▸ WORK REQUIRED
Using the records provided below, locate and copy each line that contains the word "JSON".

▸ TASK MATERIAL
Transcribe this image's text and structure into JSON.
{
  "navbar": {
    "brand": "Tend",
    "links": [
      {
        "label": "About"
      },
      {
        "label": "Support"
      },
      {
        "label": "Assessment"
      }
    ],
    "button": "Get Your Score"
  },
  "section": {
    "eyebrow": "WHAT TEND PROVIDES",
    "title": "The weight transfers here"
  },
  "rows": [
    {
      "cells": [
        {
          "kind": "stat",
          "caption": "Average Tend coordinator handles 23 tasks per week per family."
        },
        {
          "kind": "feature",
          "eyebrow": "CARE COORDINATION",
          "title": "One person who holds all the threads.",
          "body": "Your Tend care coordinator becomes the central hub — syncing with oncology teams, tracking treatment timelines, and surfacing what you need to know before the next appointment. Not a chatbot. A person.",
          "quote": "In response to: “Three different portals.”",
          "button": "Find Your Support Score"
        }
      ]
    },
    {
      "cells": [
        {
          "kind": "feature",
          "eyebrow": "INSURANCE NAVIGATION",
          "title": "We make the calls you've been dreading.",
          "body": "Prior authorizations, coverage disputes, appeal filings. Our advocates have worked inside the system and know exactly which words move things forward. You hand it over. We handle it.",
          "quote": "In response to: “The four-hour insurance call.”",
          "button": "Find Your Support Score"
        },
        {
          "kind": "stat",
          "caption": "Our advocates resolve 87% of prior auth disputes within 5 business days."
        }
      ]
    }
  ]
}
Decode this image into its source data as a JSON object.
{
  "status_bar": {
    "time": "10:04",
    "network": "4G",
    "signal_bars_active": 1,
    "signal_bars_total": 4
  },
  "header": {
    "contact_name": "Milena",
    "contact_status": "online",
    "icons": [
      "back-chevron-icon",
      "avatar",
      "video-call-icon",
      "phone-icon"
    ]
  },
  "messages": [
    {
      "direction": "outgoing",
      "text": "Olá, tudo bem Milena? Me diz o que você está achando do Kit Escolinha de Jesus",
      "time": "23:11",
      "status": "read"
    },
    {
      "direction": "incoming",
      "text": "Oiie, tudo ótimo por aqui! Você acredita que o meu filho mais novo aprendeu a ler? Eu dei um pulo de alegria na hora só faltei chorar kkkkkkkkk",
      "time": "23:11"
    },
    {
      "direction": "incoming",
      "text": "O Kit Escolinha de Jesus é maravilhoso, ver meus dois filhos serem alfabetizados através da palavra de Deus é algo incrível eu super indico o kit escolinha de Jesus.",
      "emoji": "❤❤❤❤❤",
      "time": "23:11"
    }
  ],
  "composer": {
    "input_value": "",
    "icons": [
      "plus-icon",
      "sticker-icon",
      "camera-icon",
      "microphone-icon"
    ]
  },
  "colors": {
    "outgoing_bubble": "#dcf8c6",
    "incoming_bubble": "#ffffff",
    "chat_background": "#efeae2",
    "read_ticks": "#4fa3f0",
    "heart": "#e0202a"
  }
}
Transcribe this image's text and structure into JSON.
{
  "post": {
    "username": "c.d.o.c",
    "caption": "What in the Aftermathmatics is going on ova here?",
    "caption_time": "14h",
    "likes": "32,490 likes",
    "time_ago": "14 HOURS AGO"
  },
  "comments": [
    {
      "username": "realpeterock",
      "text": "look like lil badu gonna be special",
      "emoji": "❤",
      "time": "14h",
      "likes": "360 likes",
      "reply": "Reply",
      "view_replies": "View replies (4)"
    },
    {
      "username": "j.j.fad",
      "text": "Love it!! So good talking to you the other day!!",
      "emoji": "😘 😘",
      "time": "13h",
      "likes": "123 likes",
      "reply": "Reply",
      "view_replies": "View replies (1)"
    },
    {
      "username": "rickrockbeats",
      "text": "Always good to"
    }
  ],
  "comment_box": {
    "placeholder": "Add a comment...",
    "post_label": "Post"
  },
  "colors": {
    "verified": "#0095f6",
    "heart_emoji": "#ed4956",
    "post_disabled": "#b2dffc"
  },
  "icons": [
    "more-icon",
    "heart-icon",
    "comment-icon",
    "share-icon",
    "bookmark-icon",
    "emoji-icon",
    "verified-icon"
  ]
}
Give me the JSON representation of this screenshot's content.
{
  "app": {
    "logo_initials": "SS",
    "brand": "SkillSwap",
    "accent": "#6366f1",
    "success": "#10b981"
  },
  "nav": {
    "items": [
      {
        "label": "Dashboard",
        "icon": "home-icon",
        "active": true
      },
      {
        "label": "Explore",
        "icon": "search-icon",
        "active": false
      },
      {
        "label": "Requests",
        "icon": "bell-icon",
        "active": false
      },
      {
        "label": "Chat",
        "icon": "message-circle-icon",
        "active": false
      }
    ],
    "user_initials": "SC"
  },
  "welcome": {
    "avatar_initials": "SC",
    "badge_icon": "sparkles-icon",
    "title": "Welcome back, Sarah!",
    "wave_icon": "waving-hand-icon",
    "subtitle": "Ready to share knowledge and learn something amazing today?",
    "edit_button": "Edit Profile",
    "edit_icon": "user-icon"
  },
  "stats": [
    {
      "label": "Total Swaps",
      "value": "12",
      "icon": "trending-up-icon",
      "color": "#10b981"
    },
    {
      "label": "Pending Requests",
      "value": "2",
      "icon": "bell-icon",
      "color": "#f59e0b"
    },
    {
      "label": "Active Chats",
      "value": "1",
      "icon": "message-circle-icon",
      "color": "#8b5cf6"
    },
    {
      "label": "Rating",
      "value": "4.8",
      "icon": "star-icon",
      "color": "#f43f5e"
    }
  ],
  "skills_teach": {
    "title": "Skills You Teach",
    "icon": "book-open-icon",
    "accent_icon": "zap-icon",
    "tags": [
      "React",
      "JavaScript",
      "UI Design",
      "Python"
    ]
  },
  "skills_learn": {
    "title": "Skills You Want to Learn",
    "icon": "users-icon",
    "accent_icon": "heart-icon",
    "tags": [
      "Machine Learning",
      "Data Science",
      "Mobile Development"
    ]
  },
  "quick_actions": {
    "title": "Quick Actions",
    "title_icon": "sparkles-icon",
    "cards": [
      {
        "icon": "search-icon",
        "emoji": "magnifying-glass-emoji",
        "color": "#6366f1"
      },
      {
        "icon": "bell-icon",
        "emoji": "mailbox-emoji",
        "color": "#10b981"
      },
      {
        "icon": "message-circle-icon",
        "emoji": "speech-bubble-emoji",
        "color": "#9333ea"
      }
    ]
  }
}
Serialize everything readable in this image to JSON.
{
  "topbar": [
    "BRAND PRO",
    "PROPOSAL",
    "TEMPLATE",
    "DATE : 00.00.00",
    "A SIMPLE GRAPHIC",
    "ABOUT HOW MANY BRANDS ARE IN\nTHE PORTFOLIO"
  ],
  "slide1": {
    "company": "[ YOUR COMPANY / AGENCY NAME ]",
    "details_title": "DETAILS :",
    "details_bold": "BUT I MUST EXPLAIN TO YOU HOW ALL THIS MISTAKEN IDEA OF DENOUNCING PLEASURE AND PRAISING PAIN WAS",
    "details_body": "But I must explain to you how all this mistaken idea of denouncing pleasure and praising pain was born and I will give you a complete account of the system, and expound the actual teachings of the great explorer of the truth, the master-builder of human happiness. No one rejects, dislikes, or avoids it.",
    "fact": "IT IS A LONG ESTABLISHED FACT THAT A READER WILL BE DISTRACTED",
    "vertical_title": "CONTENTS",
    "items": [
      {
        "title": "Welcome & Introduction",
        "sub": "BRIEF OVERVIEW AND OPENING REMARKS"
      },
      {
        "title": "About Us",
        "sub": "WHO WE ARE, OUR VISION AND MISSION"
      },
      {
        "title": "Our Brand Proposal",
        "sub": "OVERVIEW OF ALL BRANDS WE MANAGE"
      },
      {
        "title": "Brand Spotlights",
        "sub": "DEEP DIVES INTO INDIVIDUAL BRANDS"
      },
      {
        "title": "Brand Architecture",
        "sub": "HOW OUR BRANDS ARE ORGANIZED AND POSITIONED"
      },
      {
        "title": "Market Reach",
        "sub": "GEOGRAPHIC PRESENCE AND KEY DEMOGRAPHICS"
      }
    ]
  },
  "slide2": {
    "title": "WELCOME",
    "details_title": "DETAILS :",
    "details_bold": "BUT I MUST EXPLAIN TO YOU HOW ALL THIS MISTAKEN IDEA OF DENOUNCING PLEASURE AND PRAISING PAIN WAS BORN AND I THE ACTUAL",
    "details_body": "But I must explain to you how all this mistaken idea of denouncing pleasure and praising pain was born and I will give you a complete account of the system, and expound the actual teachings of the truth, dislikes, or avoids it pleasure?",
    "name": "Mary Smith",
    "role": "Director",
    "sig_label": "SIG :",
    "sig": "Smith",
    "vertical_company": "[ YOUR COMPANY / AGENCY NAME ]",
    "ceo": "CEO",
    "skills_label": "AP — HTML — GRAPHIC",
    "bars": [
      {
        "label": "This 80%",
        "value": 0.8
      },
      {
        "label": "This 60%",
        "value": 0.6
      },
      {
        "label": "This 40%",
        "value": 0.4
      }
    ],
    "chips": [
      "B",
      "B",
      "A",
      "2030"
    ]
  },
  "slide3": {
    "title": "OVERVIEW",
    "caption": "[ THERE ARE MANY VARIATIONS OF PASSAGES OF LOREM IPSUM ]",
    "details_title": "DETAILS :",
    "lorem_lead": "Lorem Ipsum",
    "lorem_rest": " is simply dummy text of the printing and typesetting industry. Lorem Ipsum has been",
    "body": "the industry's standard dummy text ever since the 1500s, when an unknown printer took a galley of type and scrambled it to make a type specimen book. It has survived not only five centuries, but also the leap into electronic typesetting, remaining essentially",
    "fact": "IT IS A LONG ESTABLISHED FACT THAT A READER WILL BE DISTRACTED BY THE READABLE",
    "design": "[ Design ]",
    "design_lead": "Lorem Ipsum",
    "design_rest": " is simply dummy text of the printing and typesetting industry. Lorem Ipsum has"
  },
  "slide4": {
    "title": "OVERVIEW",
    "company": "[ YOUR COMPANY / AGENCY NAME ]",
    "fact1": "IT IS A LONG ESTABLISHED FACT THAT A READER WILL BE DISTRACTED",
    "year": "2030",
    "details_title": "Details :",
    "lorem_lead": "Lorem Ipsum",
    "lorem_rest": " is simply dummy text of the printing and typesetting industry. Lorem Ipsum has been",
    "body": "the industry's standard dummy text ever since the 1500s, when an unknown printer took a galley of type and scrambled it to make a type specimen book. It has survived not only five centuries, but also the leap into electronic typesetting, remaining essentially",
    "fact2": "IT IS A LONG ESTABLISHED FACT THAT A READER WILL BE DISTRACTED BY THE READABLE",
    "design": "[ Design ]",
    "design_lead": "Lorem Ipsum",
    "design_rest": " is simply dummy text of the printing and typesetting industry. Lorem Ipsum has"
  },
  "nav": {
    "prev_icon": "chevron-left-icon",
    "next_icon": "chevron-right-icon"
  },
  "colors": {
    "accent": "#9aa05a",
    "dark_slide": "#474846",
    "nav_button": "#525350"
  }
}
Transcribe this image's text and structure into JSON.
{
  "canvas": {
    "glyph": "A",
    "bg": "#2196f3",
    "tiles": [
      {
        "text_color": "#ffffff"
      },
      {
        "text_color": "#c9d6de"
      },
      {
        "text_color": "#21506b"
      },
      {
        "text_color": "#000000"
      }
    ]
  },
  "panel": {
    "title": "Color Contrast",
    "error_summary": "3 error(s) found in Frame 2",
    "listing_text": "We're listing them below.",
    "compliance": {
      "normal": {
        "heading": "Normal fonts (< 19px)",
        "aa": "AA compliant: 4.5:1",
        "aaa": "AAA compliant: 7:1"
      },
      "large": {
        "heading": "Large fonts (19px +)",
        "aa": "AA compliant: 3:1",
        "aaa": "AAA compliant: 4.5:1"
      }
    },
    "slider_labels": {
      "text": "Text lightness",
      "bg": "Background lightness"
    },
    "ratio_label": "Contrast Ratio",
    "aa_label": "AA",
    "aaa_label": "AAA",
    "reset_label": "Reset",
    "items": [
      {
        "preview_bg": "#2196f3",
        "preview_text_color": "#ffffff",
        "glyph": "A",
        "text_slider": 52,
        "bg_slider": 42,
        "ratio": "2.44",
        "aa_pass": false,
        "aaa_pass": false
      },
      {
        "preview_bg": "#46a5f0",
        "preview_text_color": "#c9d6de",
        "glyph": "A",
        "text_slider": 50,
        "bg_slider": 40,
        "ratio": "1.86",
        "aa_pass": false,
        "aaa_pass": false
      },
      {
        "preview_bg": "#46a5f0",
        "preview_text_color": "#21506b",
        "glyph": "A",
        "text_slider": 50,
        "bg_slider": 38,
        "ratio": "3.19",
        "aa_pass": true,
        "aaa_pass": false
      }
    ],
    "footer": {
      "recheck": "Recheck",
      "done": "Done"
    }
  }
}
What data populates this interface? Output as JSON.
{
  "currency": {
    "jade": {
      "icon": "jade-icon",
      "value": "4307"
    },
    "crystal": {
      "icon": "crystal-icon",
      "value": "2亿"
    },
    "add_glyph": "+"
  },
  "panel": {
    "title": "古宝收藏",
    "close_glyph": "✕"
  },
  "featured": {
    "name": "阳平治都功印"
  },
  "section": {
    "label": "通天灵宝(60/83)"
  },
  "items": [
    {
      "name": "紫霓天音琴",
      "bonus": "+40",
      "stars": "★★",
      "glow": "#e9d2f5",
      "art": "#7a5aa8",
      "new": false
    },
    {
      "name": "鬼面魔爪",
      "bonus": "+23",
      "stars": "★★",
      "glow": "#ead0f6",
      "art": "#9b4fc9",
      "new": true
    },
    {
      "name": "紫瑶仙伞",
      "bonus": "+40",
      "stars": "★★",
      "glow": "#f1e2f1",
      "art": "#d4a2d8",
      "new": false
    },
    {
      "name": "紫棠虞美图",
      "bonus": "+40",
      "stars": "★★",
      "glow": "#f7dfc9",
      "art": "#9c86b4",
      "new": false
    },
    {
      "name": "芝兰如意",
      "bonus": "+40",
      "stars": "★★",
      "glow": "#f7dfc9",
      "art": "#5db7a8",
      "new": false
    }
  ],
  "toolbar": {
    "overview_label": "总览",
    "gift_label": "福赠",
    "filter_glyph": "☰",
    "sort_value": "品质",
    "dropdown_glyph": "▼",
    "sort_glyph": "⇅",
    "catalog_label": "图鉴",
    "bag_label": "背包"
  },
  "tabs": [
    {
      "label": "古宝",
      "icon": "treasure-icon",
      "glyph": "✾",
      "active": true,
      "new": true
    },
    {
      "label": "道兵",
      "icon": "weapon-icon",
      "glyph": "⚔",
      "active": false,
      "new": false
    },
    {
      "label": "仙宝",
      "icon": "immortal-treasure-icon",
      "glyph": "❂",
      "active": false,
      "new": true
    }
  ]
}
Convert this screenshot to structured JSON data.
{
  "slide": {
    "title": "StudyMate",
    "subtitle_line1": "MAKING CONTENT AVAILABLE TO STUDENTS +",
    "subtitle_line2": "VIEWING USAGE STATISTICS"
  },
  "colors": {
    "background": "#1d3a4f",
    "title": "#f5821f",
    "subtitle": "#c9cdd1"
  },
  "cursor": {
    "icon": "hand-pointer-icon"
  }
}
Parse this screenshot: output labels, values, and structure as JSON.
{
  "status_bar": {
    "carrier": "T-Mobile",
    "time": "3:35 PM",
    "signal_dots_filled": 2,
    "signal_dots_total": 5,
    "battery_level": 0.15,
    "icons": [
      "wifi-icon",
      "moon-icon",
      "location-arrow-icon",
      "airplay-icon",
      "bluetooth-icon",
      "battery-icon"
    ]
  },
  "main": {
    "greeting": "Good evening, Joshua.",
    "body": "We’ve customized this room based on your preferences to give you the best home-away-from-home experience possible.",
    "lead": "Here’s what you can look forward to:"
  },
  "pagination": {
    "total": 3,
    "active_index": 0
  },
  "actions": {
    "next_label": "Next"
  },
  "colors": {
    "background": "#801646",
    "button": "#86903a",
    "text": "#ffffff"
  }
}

▸ ANSWER SECTION
Transcribe this image's text and structure into JSON.
Decode this image into its source data as a JSON object.
Transcribe this image's text and structure into JSON.
Give me the JSON representation of this screenshot's content.
Serialize everything readable in this image to JSON.
Transcribe this image's text and structure into JSON.
What data populates this interface? Output as JSON.
Convert this screenshot to structured JSON data.
Parse this screenshot: output labels, values, and structure as JSON.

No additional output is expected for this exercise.